_The problem_: Which lines below mention "スライド"? Pick each one out.

---

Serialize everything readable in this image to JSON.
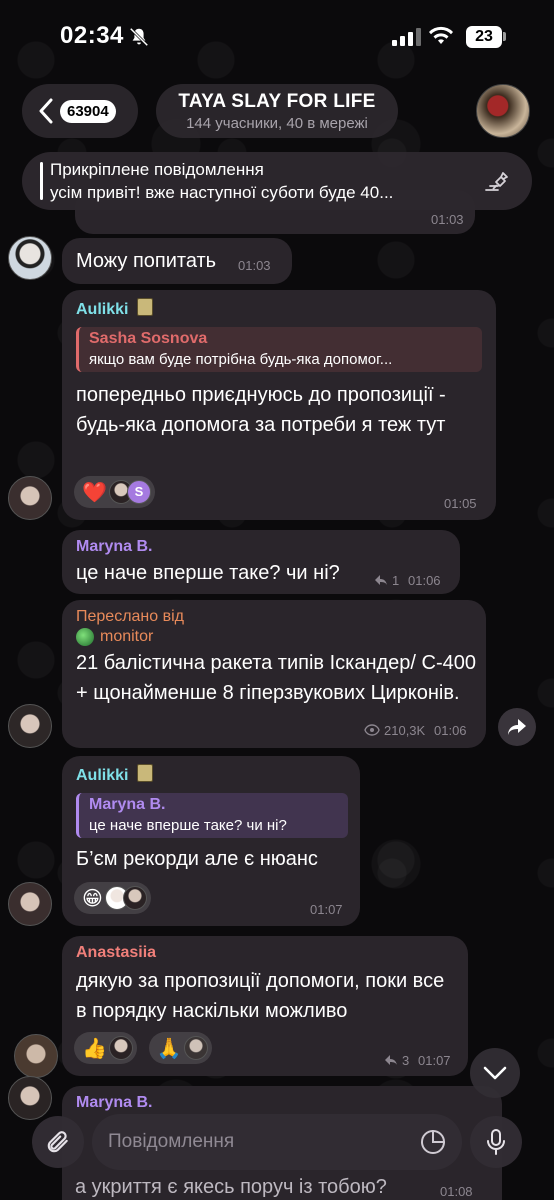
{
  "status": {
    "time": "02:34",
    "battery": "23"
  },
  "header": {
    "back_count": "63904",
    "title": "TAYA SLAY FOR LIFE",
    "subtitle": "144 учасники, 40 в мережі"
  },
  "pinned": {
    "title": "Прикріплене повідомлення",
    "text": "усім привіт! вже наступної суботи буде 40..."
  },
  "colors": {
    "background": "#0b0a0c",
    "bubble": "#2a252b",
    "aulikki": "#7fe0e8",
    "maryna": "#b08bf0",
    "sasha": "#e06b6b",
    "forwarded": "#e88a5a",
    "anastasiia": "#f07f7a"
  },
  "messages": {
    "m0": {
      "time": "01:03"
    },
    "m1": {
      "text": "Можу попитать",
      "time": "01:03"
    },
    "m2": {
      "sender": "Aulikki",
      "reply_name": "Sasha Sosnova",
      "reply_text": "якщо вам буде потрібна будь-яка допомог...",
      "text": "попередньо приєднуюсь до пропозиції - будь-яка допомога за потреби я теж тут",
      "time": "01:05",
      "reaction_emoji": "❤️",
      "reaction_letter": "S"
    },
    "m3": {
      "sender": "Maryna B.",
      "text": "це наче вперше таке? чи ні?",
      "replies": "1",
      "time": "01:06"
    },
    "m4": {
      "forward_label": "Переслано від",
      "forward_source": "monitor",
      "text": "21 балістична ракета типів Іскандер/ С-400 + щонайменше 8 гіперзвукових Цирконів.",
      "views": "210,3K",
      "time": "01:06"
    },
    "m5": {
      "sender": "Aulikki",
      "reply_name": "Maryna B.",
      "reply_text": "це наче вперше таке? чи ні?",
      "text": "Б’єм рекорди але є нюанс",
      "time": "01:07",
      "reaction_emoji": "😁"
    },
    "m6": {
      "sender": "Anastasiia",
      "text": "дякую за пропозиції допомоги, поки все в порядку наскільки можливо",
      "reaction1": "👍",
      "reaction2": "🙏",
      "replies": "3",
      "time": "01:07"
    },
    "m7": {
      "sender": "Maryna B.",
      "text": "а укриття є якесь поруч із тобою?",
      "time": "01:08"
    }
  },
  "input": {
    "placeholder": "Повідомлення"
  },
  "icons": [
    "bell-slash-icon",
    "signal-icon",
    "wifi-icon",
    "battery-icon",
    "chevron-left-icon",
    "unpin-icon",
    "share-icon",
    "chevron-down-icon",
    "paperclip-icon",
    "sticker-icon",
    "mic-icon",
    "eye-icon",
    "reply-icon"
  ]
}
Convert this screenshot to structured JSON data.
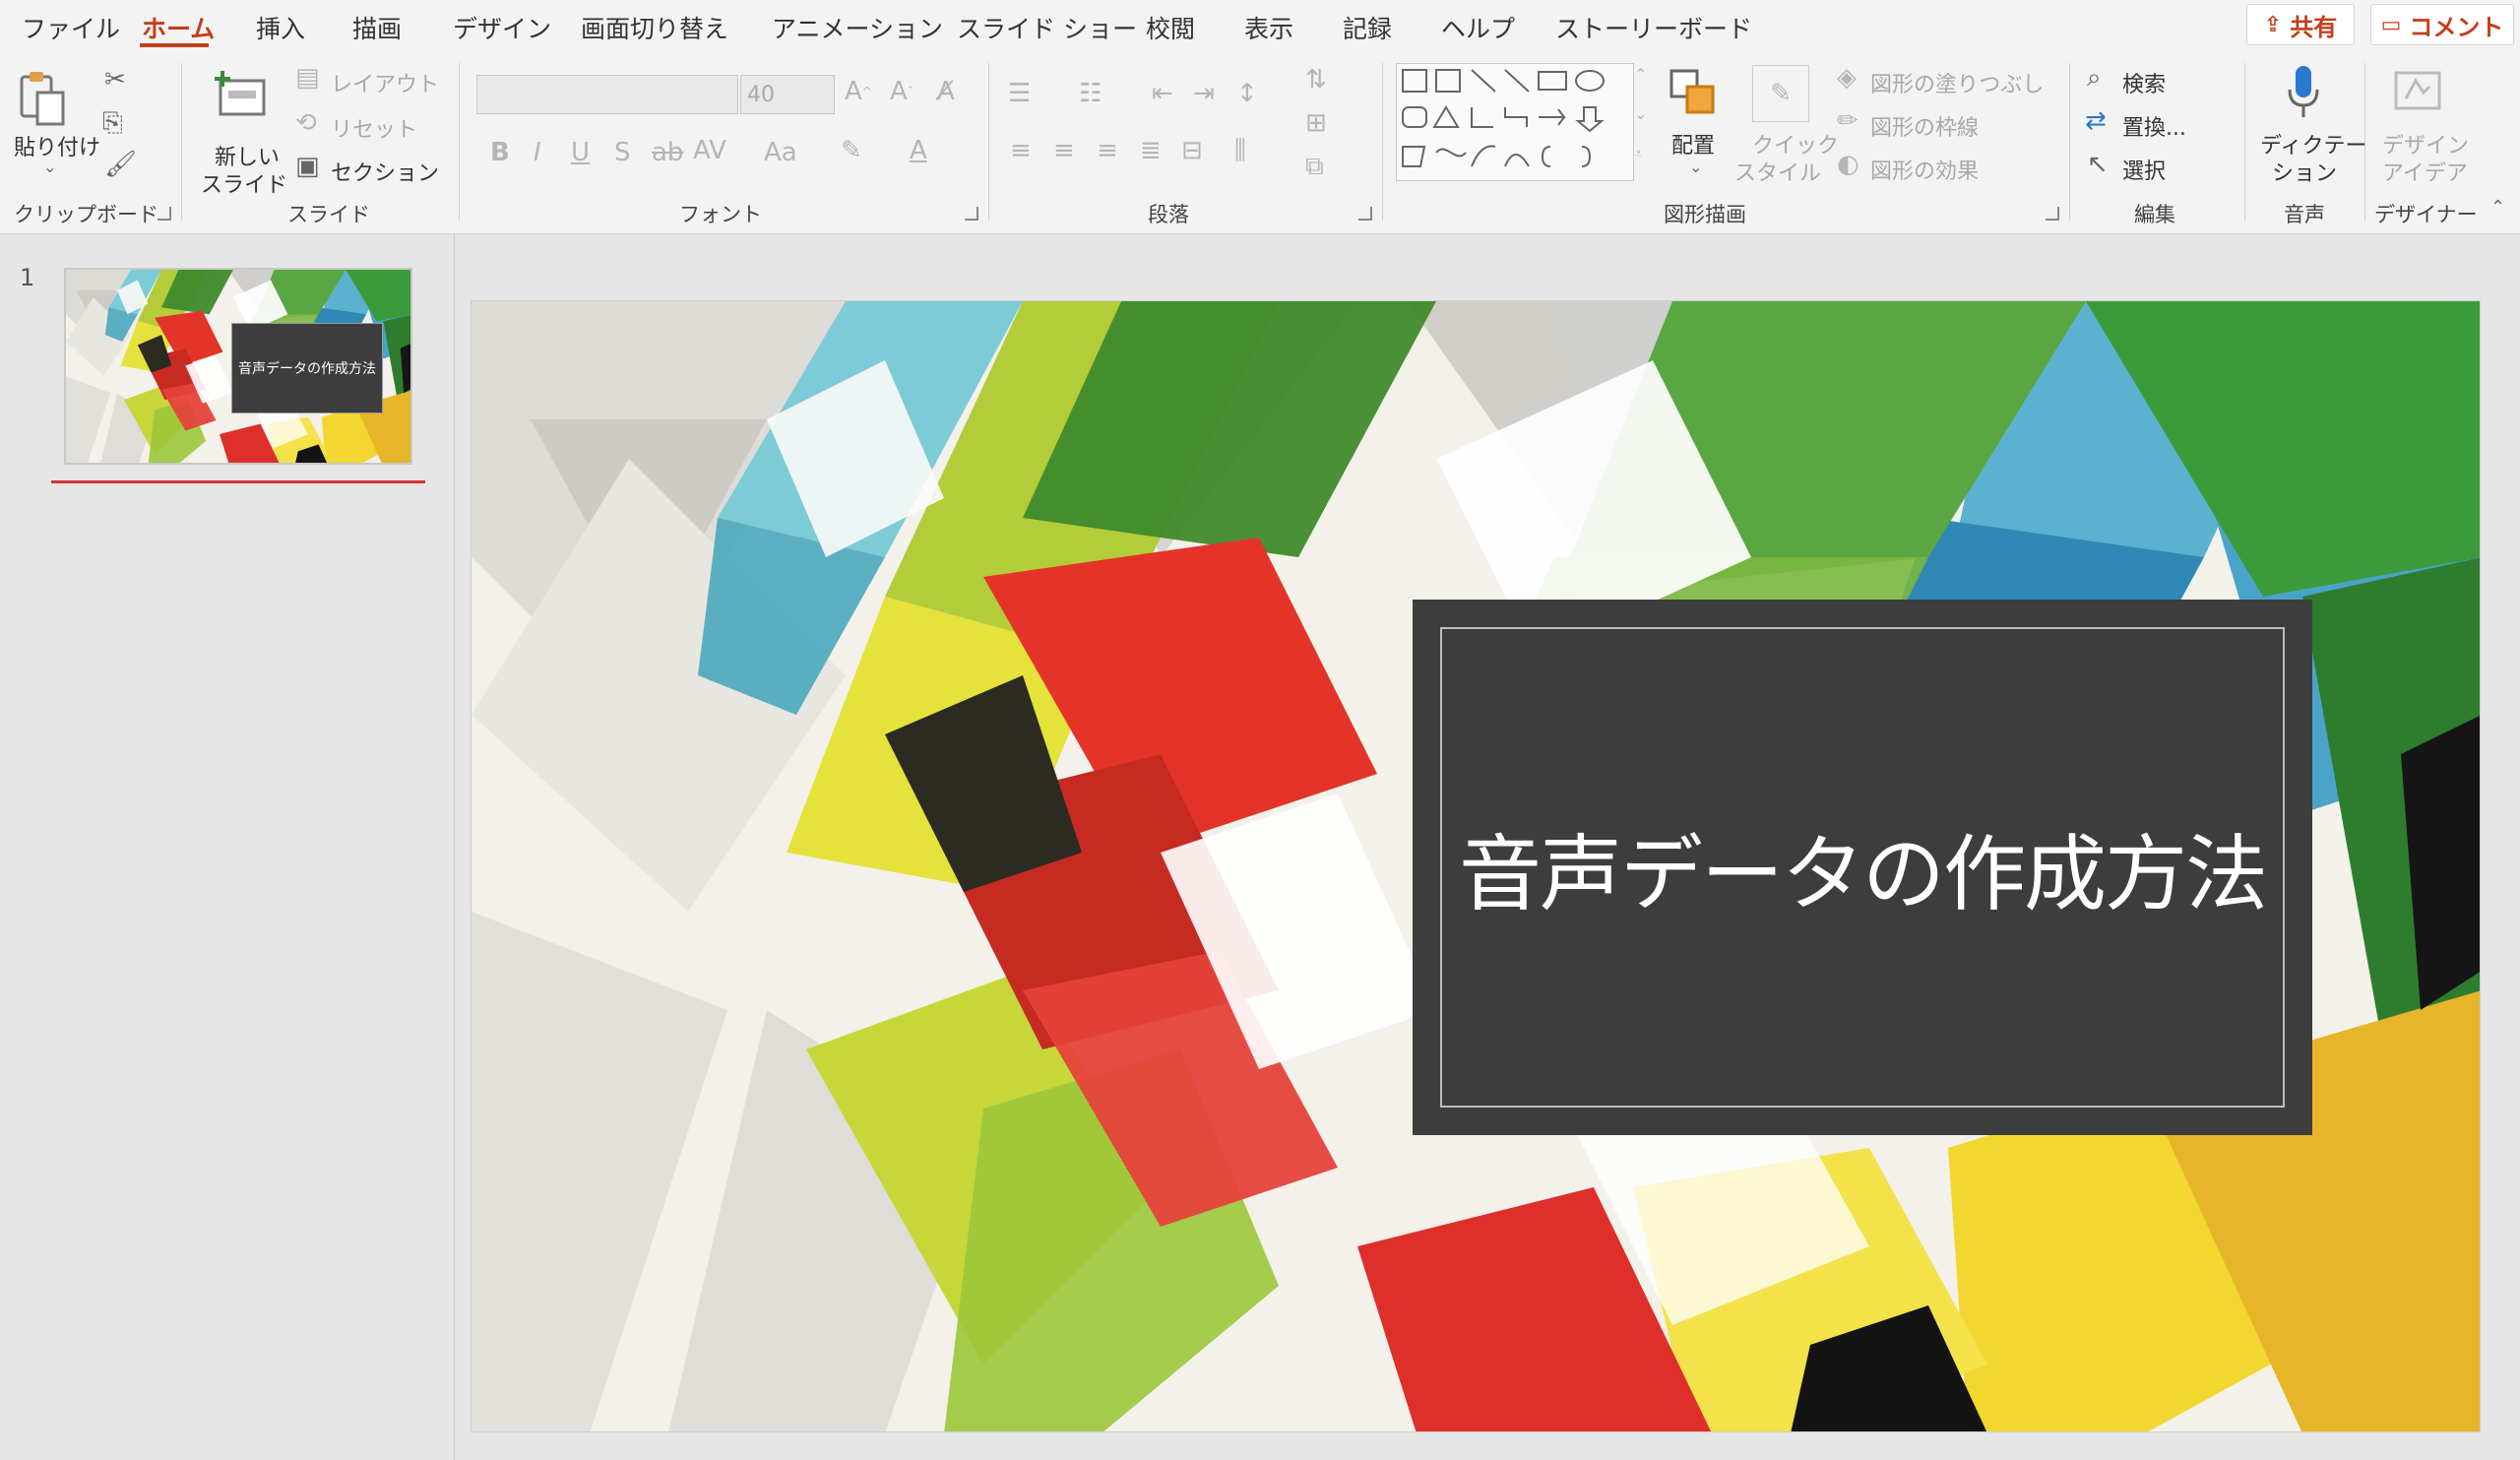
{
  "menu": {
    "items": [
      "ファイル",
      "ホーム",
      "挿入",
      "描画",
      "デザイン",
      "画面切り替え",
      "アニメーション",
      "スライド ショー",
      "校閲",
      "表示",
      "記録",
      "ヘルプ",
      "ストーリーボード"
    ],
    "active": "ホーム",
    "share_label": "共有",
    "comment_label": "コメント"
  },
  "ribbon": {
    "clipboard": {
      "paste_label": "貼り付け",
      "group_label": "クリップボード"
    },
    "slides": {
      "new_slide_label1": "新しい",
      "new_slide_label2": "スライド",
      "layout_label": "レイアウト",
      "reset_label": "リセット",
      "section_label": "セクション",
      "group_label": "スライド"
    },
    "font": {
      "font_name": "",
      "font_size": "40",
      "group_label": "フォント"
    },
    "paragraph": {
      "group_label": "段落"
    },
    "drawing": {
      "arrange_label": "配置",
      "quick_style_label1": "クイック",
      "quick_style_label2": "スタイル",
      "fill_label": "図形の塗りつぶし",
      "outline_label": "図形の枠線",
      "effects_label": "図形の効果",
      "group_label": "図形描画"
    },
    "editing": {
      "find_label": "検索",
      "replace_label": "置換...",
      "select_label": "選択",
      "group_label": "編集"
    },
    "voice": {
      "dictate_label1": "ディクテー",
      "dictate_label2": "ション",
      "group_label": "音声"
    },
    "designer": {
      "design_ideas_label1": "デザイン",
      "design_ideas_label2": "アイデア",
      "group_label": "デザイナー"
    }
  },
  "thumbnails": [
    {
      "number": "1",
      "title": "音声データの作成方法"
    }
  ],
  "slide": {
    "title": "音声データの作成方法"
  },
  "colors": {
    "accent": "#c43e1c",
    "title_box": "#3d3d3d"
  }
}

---

_Exercise result_:
      "スライド ショー",
      "new_slide_label2": "スライド",
      "group_label": "スライド"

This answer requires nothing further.